By Richard Scheinin The Mercury News
WWR Article Summary (tl;dr) At a recent California Realtors' expo there were dozens of vendors in booths, representing old-school services and products like mold-and odor-removal services; title companies and property inspection services. But the real focus for many of the realtors was all about the new world that's unfolding around them. Stay relevant, they were repeatedly told, and keep up by leveraging technology.
SANTA CLARA, Calif.
Walking into Exhibit Hall D at the Santa Clara Convention Center earlier this month, real estate agent Lisa Faria scanned the day's schedule and spotted a talk she wouldn't miss: "Look at this one,'A Day in the Life of a Mobile Savvy Agent.' I am so not a mobile savvy agent. I definitely need that panel."
A few minutes later, she got the lowdown from Kristi Kennelly, a national speaker for Realtor.com who used to be a Broadway dancer. Seriously. Among other shows, she appeared in "How to Succeed in Business Without Really Trying."
The opening act for the Santa Clara County Association of Realtors' 26th Annual Convention and Expo, Kennelly led her audience through a fictitious day on the phone: how to succeed in business by trying hard, with apps.
There's an app, she explained, that tracks mileage for tax purposes (MileIQ), as well as an app (Legend) that transforms photos into videos with written sales pitches, and yet another app (FiveStreet) that answers clients' 3 a.m. inquiries with prewritten messages: "Catching a few zzz's right now. Can I call you at 8 a.m.?"
You know, leveraging technology.
"Mobile-friendly is what it's about," said Kennelly, who proposed an app for just about every 30 minutes of the workday, starting at 6 a.m.

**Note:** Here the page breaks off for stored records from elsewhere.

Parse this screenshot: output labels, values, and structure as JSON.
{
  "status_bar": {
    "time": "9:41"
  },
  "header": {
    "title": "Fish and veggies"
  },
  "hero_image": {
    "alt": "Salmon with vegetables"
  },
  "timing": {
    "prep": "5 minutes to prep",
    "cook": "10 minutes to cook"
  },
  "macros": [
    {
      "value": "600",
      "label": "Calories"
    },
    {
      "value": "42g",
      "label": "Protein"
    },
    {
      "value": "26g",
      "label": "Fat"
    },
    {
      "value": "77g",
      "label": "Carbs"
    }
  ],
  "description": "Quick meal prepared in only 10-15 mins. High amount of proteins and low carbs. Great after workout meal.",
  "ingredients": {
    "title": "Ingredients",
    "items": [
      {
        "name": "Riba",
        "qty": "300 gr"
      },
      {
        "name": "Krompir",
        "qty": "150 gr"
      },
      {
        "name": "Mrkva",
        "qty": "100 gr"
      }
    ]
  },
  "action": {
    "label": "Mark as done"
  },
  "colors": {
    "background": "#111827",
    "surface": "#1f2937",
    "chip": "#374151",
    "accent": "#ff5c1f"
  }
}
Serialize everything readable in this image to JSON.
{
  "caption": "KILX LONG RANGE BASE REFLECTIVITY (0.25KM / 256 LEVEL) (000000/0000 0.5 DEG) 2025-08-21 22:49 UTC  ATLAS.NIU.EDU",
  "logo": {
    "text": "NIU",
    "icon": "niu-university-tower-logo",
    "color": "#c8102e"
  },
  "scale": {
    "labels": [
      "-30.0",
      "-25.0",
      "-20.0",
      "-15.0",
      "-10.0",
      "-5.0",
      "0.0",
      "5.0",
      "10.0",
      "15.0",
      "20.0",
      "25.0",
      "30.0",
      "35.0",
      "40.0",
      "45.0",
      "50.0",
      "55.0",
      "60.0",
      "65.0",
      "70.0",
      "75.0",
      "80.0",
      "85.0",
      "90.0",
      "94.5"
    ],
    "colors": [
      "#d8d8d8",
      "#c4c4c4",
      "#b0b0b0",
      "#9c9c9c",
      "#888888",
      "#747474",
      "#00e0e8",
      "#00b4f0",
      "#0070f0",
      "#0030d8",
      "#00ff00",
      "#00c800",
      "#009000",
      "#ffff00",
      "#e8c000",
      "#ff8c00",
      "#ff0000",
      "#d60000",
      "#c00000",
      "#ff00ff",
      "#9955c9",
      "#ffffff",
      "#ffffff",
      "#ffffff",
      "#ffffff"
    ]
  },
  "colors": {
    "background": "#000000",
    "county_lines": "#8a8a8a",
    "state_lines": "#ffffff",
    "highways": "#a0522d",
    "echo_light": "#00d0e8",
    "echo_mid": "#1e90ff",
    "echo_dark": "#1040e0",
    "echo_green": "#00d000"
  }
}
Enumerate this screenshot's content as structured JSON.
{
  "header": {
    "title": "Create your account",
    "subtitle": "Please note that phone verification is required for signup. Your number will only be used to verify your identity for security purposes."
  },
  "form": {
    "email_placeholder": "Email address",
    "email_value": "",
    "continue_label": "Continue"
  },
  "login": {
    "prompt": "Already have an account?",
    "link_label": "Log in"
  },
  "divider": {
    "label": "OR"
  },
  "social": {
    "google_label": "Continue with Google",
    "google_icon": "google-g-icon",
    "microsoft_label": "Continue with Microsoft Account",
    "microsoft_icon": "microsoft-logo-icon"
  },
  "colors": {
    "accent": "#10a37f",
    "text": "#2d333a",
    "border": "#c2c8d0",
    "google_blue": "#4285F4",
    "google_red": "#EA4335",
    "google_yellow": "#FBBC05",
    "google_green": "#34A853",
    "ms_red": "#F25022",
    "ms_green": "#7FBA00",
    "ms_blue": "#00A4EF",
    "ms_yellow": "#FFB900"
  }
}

Faria, who works for Coldwell Banker, intends to use "Great Schools," which can get agents up to speed with detailed ratings, reviews and test scores for neighborhood schools, and "slydial," which lets an agent leave messages for clients without their phones ringing.
She picked up a bushel-full of tips: "Lots of easy-to-use apps that we need in our oh-so-mobile lives."
Around the exhibit hall, there were dozens of vendors in booths, representing mold- and odor-removal services; title companies; property inspection services; banks and other lenders; an off-price carpet outlet; even a chiropractor. Old-school stuff, most of it.
But the talks attended by the 1,700 agents and real estate professionals who registered for the convention were all about the new world that's unfolding around them. Stay relevant, they were repeatedly told, keep up.
Joseph Lin, a product manager for MLSListings.com in Silicon Valley, said he hoped to scope out "the new stuff on the market, maybe to help me build my website better."
He had his eye on a talk called "Strike it Rich Using Real Estate Data with Five Market Mining Habits," to be given by Sean O'Toole, CEO and founder of PropertyRadar, a marketing and customer management service.
"When you know your target audience's behavior better, then you can create more services that fulfill their needs," Lin said.
"Then you can be successful."
Another talk, about building successful brokerages, was titled "If You Build It, Will they Come?"
The two presenters, Chris Trapani, founder and CEO of the Sereno Group, and James Dwiggins, CEO of NextHome, talked a lot about improving productivity and professionalism. Dwiggins discussed establishing "brand standards" for his agents, while Trapani described effective team-building: "We are very picky about who we hire," he said. "We don't care if somebody does 150 deals a year if they have too big an ego."
He wasn't holding back, and the audience cheered him on when he said, "The real estate industry needs to stop hiring people simply because they passed the state exam."